+++ SOURCE INFORMATION
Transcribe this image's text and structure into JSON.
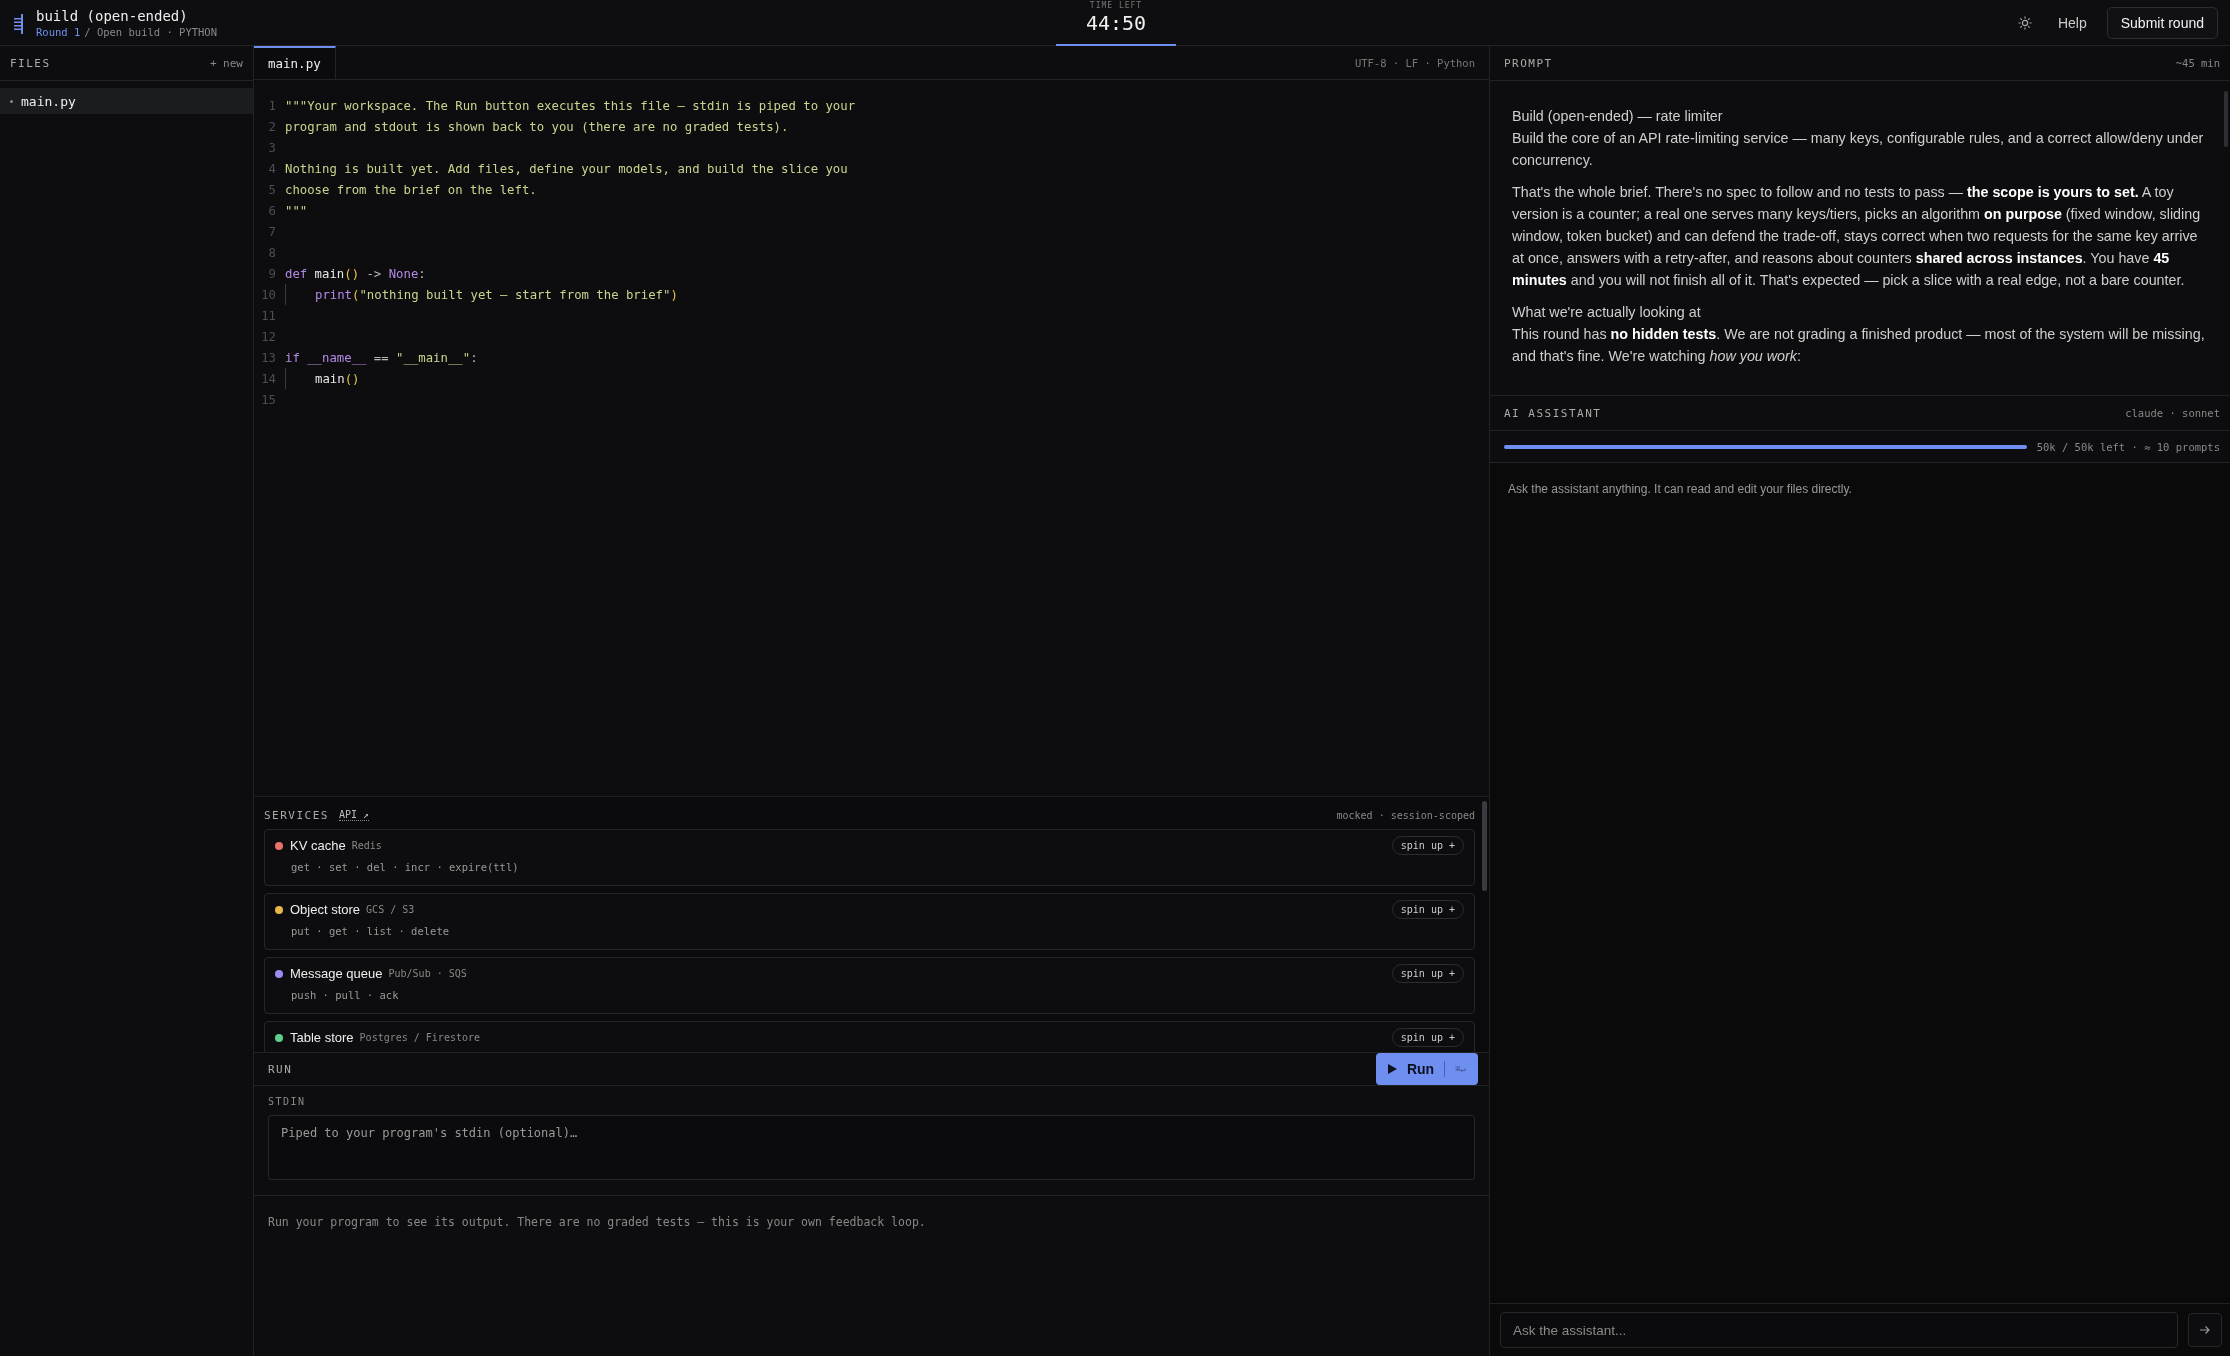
{
  "header": {
    "title": "build (open-ended)",
    "round": "Round 1",
    "path": "/ Open build · PYTHON",
    "timer_label": "TIME LEFT",
    "timer": "44:50",
    "help": "Help",
    "submit": "Submit round"
  },
  "files": {
    "title": "FILES",
    "new": "+ new",
    "items": [
      {
        "name": "main.py",
        "selected": true
      }
    ]
  },
  "editor": {
    "tabs": [
      {
        "label": "main.py",
        "selected": true
      }
    ],
    "status": "UTF-8 · LF · Python",
    "lines": [
      {
        "n": "1",
        "indented": false,
        "tokens": [
          {
            "t": "\"\"\"Your workspace. The Run button executes this file — stdin is piped to your",
            "kind": "string"
          }
        ]
      },
      {
        "n": "2",
        "indented": false,
        "tokens": [
          {
            "t": "program and stdout is shown back to you (there are no graded tests).",
            "kind": "string"
          }
        ]
      },
      {
        "n": "3",
        "indented": false
      },
      {
        "n": "4",
        "indented": false,
        "tokens": [
          {
            "t": "Nothing is built yet. Add files, define your models, and build the slice you",
            "kind": "string"
          }
        ]
      },
      {
        "n": "5",
        "indented": false,
        "tokens": [
          {
            "t": "choose from the brief on the left.",
            "kind": "string"
          }
        ]
      },
      {
        "n": "6",
        "indented": false,
        "tokens": [
          {
            "t": "\"\"\"",
            "kind": "string"
          }
        ]
      },
      {
        "n": "7",
        "indented": false
      },
      {
        "n": "8",
        "indented": false
      },
      {
        "n": "9",
        "indented": false,
        "tokens": [
          {
            "t": "def",
            "kind": "keyword"
          },
          {
            "t": " main",
            "kind": "name"
          },
          {
            "t": "()",
            "kind": "paren"
          },
          {
            "t": " -> ",
            "kind": "op"
          },
          {
            "t": "None",
            "kind": "keyword"
          },
          {
            "t": ":",
            "kind": "op"
          }
        ]
      },
      {
        "n": "10",
        "indented": true,
        "tokens": [
          {
            "t": "print",
            "kind": "keyword"
          },
          {
            "t": "(",
            "kind": "paren"
          },
          {
            "t": "\"nothing built yet — start from the brief\"",
            "kind": "string"
          },
          {
            "t": ")",
            "kind": "paren"
          }
        ]
      },
      {
        "n": "11",
        "indented": false
      },
      {
        "n": "12",
        "indented": false
      },
      {
        "n": "13",
        "indented": false,
        "tokens": [
          {
            "t": "if",
            "kind": "keyword"
          },
          {
            "t": " __name__",
            "kind": "keyword"
          },
          {
            "t": " == ",
            "kind": "op"
          },
          {
            "t": "\"__main__\"",
            "kind": "string"
          },
          {
            "t": ":",
            "kind": "op"
          }
        ]
      },
      {
        "n": "14",
        "indented": true,
        "tokens": [
          {
            "t": "main",
            "kind": "name"
          },
          {
            "t": "()",
            "kind": "paren"
          }
        ]
      },
      {
        "n": "15",
        "indented": false
      }
    ]
  },
  "services": {
    "title": "SERVICES",
    "link": "API ↗",
    "note": "mocked · session-scoped",
    "items": [
      {
        "name": "KV cache",
        "tech": "Redis",
        "ops": "get · set · del · incr · expire(ttl)",
        "color": "#e8716a",
        "action": "spin up +"
      },
      {
        "name": "Object store",
        "tech": "GCS / S3",
        "ops": "put · get · list · delete",
        "color": "#e6b84a",
        "action": "spin up +"
      },
      {
        "name": "Message queue",
        "tech": "Pub/Sub · SQS",
        "ops": "push · pull · ack",
        "color": "#9d8cf0",
        "action": "spin up +"
      },
      {
        "name": "Table store",
        "tech": "Postgres / Firestore",
        "color": "#5fcf8f",
        "action": "spin up +"
      }
    ]
  },
  "run": {
    "title": "RUN",
    "button": "Run",
    "shortcut": "⌘↵",
    "stdin_label": "STDIN",
    "stdin_placeholder": "Piped to your program's stdin (optional)…",
    "output_hint": "Run your program to see its output. There are no graded tests — this is your own feedback loop."
  },
  "prompt": {
    "title": "PROMPT",
    "duration": "~45 min",
    "blocks": [
      {
        "heading": "Build (open-ended) — rate limiter",
        "text": "Build the core of an API rate-limiting service — many keys, configurable rules, and a correct allow/deny under concurrency."
      },
      {
        "text": "That's the whole brief. There's no spec to follow and no tests to pass — **the scope is yours to set.** A toy version is a counter; a real one serves many keys/tiers, picks an algorithm **on purpose** (fixed window, sliding window, token bucket) and can defend the trade-off, stays correct when two requests for the same key arrive at once, answers with a retry-after, and reasons about counters **shared across instances**. You have **45 minutes** and you will not finish all of it. That's expected — pick a slice with a real edge, not a bare counter."
      },
      {
        "heading": "What we're actually looking at",
        "text": "This round has **no hidden tests**. We are not grading a finished product — most of the system will be missing, and that's fine. We're watching *how you work*:"
      }
    ]
  },
  "assistant": {
    "title": "AI ASSISTANT",
    "model": "claude · sonnet",
    "budget": {
      "level": 1,
      "reading": "50k / 50k left · ≈ 10 prompts"
    },
    "hint": "Ask the assistant anything. It can read and edit your files directly.",
    "input_placeholder": "Ask the assistant..."
  }
}
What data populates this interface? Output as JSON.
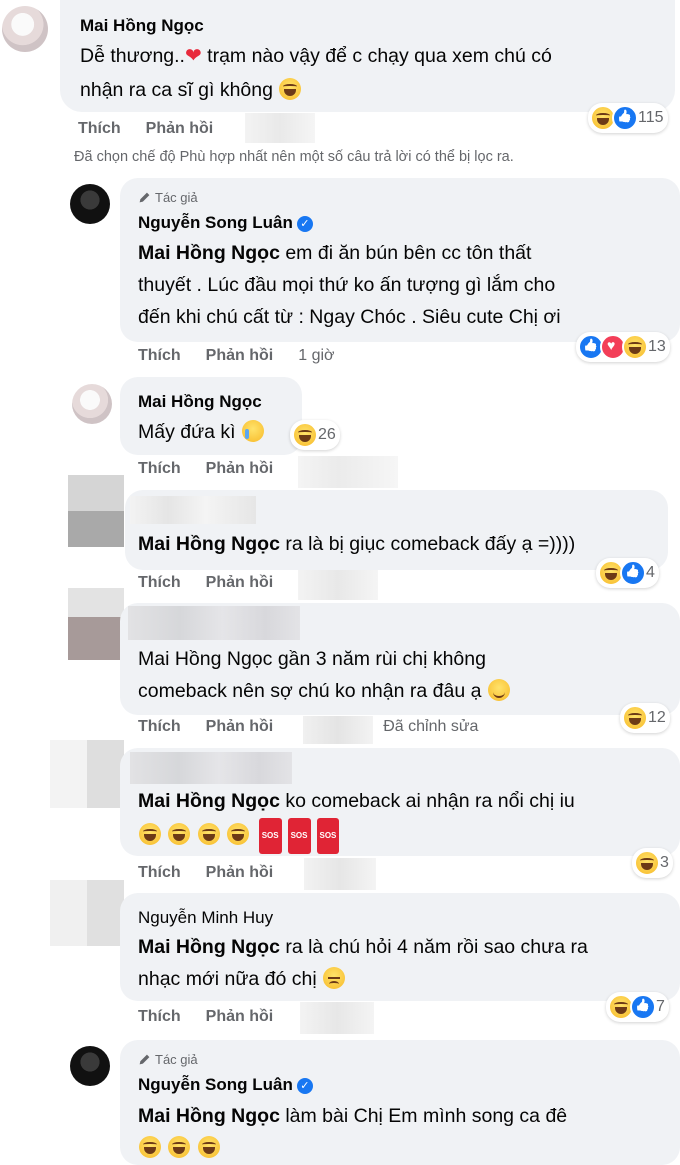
{
  "actions": {
    "like": "Thích",
    "reply": "Phản hồi"
  },
  "notice": "Đã chọn chế độ Phù hợp nhất nên một số câu trả lời có thể bị lọc ra.",
  "comments": [
    {
      "author": "Mai Hồng Ngọc",
      "lines": [
        "Dễ thương..",
        " trạm nào vậy để c chạy qua xem chú có",
        "nhận ra ca sĩ gì không"
      ],
      "reaction_count": "115",
      "reaction_types": [
        "haha",
        "like"
      ]
    },
    {
      "badge": "Tác giả",
      "author": "Nguyễn Song Luân",
      "verified": true,
      "mention": "Mai Hồng Ngọc",
      "lines": [
        " em đi ăn bún bên cc tôn thất",
        "thuyết . Lúc đầu mọi thứ ko ấn tượng gì lắm cho",
        "đến khi chú cất từ : Ngay Chóc . Siêu cute Chị ơi"
      ],
      "meta": "1 giờ",
      "reaction_count": "13",
      "reaction_types": [
        "like",
        "love",
        "haha"
      ]
    },
    {
      "author": "Mai Hồng Ngọc",
      "lines": [
        "Mấy đứa kì "
      ],
      "reaction_count": "26",
      "reaction_types": [
        "haha"
      ]
    },
    {
      "mention": "Mai Hồng Ngọc",
      "lines": [
        " ra là bị giục comeback đấy ạ =))))"
      ],
      "reaction_count": "4",
      "reaction_types": [
        "haha",
        "like"
      ]
    },
    {
      "lines": [
        "Mai Hồng Ngọc gần 3 năm rùi chị không",
        "comeback nên sợ chú ko nhận ra đâu ạ "
      ],
      "meta": "Đã chỉnh sửa",
      "reaction_count": "12",
      "reaction_types": [
        "haha"
      ]
    },
    {
      "mention": "Mai Hồng Ngọc",
      "lines": [
        " ko comeback ai nhận ra nổi chị iu"
      ],
      "sos": "SOS",
      "reaction_count": "3",
      "reaction_types": [
        "haha"
      ]
    },
    {
      "author": "Nguyễn Minh Huy",
      "mention": "Mai Hồng Ngọc",
      "lines": [
        " ra là chú hỏi 4 năm rồi sao chưa ra",
        "nhạc mới nữa đó chị "
      ],
      "reaction_count": "7",
      "reaction_types": [
        "haha",
        "like"
      ]
    },
    {
      "badge": "Tác giả",
      "author": "Nguyễn Song Luân",
      "verified": true,
      "mention": "Mai Hồng Ngọc",
      "lines": [
        " làm bài Chị Em mình song ca đê"
      ]
    }
  ]
}
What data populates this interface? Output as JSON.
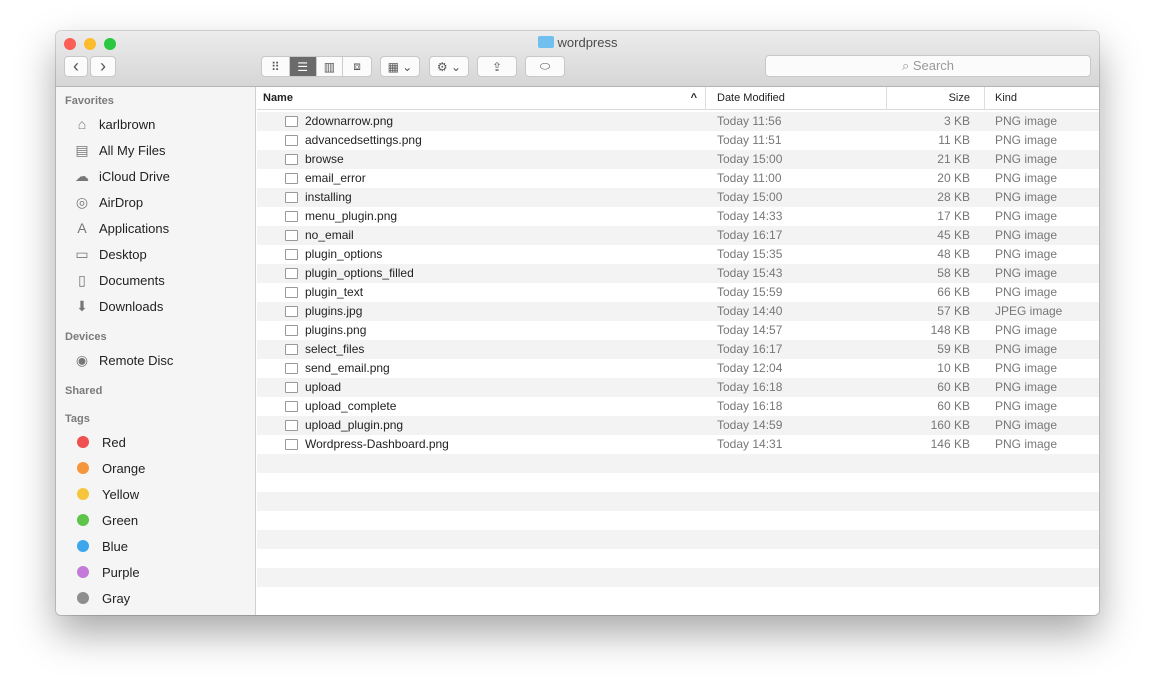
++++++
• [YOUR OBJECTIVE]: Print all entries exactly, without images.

• [RESPONSE AREA]:
Transcribe this image's text and structure into JSON.
{
  "header": {
    "title": "build (open-ended)",
    "round": "Round 1",
    "path": "/ Open build · PYTHON",
    "timer_label": "TIME LEFT",
    "timer": "44:50",
    "help": "Help",
    "submit": "Submit round"
  },
  "files": {
    "title": "FILES",
    "new": "+ new",
    "items": [
      {
        "name": "main.py",
        "selected": true
      }
    ]
  },
  "editor": {
    "tabs": [
      {
        "label": "main.py",
        "selected": true
      }
    ],
    "status": "UTF-8 · LF · Python",
    "lines": [
      {
        "n": "1",
        "indented": false,
        "tokens": [
          {
            "t": "\"\"\"Your workspace. The Run button executes this file — stdin is piped to your",
            "kind": "string"
          }
        ]
      },
      {
        "n": "2",
        "indented": false,
        "tokens": [
          {
            "t": "program and stdout is shown back to you (there are no graded tests).",
            "kind": "string"
          }
        ]
      },
      {
        "n": "3",
        "indented": false
      },
      {
        "n": "4",
        "indented": false,
        "tokens": [
          {
            "t": "Nothing is built yet. Add files, define your models, and build the slice you",
            "kind": "string"
          }
        ]
      },
      {
        "n": "5",
        "indented": false,
        "tokens": [
          {
            "t": "choose from the brief on the left.",
            "kind": "string"
          }
        ]
      },
      {
        "n": "6",
        "indented": false,
        "tokens": [
          {
            "t": "\"\"\"",
            "kind": "string"
          }
        ]
      },
      {
        "n": "7",
        "indented": false
      },
      {
        "n": "8",
        "indented": false
      },
      {
        "n": "9",
        "indented": false,
        "tokens": [
          {
            "t": "def",
            "kind": "keyword"
          },
          {
            "t": " main",
            "kind": "name"
          },
          {
            "t": "()",
            "kind": "paren"
          },
          {
            "t": " -> ",
            "kind": "op"
          },
          {
            "t": "None",
            "kind": "keyword"
          },
          {
            "t": ":",
            "kind": "op"
          }
        ]
      },
      {
        "n": "10",
        "indented": true,
        "tokens": [
          {
            "t": "print",
            "kind": "keyword"
          },
          {
            "t": "(",
            "kind": "paren"
          },
          {
            "t": "\"nothing built yet — start from the brief\"",
            "kind": "string"
          },
          {
            "t": ")",
            "kind": "paren"
          }
        ]
      },
      {
        "n": "11",
        "indented": false
      },
      {
        "n": "12",
        "indented": false
      },
      {
        "n": "13",
        "indented": false,
        "tokens": [
          {
            "t": "if",
            "kind": "keyword"
          },
          {
            "t": " __name__",
            "kind": "keyword"
          },
          {
            "t": " == ",
            "kind": "op"
          },
          {
            "t": "\"__main__\"",
            "kind": "string"
          },
          {
            "t": ":",
            "kind": "op"
          }
        ]
      },
      {
        "n": "14",
        "indented": true,
        "tokens": [
          {
            "t": "main",
            "kind": "name"
          },
          {
            "t": "()",
            "kind": "paren"
          }
        ]
      },
      {
        "n": "15",
        "indented": false
      }
    ]
  },
  "services": {
    "title": "SERVICES",
    "link": "API ↗",
    "note": "mocked · session-scoped",
    "items": [
      {
        "name": "KV cache",
        "tech": "Redis",
        "ops": "get · set · del · incr · expire(ttl)",
        "color": "#e8716a",
        "action": "spin up +"
      },
      {
        "name": "Object store",
        "tech": "GCS / S3",
        "ops": "put · get · list · delete",
        "color": "#e6b84a",
        "action": "spin up +"
      },
      {
        "name": "Message queue",
        "tech": "Pub/Sub · SQS",
        "ops": "push · pull · ack",
        "color": "#9d8cf0",
        "action": "spin up +"
      },
      {
        "name": "Table store",
        "tech": "Postgres / Firestore",
        "color": "#5fcf8f",
        "action": "spin up +"
      }
    ]
  },
  "run": {
    "title": "RUN",
    "button": "Run",
    "shortcut": "⌘↵",
    "stdin_label": "STDIN",
    "stdin_placeholder": "Piped to your program's stdin (optional)…",
    "output_hint": "Run your program to see its output. There are no graded tests — this is your own feedback loop."
  },
  "prompt": {
    "title": "PROMPT",
    "duration": "~45 min",
    "blocks": [
      {
        "heading": "Build (open-ended) — rate limiter",
        "text": "Build the core of an API rate-limiting service — many keys, configurable rules, and a correct allow/deny under concurrency."
      },
      {
        "text": "That's the whole brief. There's no spec to follow and no tests to pass — **the scope is yours to set.** A toy version is a counter; a real one serves many keys/tiers, picks an algorithm **on purpose** (fixed window, sliding window, token bucket) and can defend the trade-off, stays correct when two requests for the same key arrive at once, answers with a retry-after, and reasons about counters **shared across instances**. You have **45 minutes** and you will not finish all of it. That's expected — pick a slice with a real edge, not a bare counter."
      },
      {
        "heading": "What we're actually looking at",
        "text": "This round has **no hidden tests**. We are not grading a finished product — most of the system will be missing, and that's fine. We're watching *how you work*:"
      }
    ]
  },
  "assistant": {
    "title": "AI ASSISTANT",
    "model": "claude · sonnet",
    "budget": {
      "level": 1,
      "reading": "50k / 50k left · ≈ 10 prompts"
    },
    "hint": "Ask the assistant anything. It can read and edit your files directly.",
    "input_placeholder": "Ask the assistant..."
  }
}
What data populates this interface? Output as JSON.
{
  "actions": {
    "like": "Thích",
    "reply": "Phản hồi"
  },
  "notice": "Đã chọn chế độ Phù hợp nhất nên một số câu trả lời có thể bị lọc ra.",
  "comments": [
    {
      "author": "Mai Hồng Ngọc",
      "lines": [
        "Dễ thương..",
        " trạm nào vậy để c chạy qua xem chú có",
        "nhận ra ca sĩ gì không"
      ],
      "reaction_count": "115",
      "reaction_types": [
        "haha",
        "like"
      ]
    },
    {
      "badge": "Tác giả",
      "author": "Nguyễn Song Luân",
      "verified": true,
      "mention": "Mai Hồng Ngọc",
      "lines": [
        " em đi ăn bún bên cc tôn thất",
        "thuyết . Lúc đầu mọi thứ ko ấn tượng gì lắm cho",
        "đến khi chú cất từ : Ngay Chóc . Siêu cute Chị ơi"
      ],
      "meta": "1 giờ",
      "reaction_count": "13",
      "reaction_types": [
        "like",
        "love",
        "haha"
      ]
    },
    {
      "author": "Mai Hồng Ngọc",
      "lines": [
        "Mấy đứa kì "
      ],
      "reaction_count": "26",
      "reaction_types": [
        "haha"
      ]
    },
    {
      "mention": "Mai Hồng Ngọc",
      "lines": [
        " ra là bị giục comeback đấy ạ =))))"
      ],
      "reaction_count": "4",
      "reaction_types": [
        "haha",
        "like"
      ]
    },
    {
      "lines": [
        "Mai Hồng Ngọc gần 3 năm rùi chị không",
        "comeback nên sợ chú ko nhận ra đâu ạ "
      ],
      "meta": "Đã chỉnh sửa",
      "reaction_count": "12",
      "reaction_types": [
        "haha"
      ]
    },
    {
      "mention": "Mai Hồng Ngọc",
      "lines": [
        " ko comeback ai nhận ra nổi chị iu"
      ],
      "sos": "SOS",
      "reaction_count": "3",
      "reaction_types": [
        "haha"
      ]
    },
    {
      "author": "Nguyễn Minh Huy",
      "mention": "Mai Hồng Ngọc",
      "lines": [
        " ra là chú hỏi 4 năm rồi sao chưa ra",
        "nhạc mới nữa đó chị "
      ],
      "reaction_count": "7",
      "reaction_types": [
        "haha",
        "like"
      ]
    },
    {
      "badge": "Tác giả",
      "author": "Nguyễn Song Luân",
      "verified": true,
      "mention": "Mai Hồng Ngọc",
      "lines": [
        " làm bài Chị Em mình song ca đê"
      ]
    }
  ]
}
What data populates this interface? Output as JSON.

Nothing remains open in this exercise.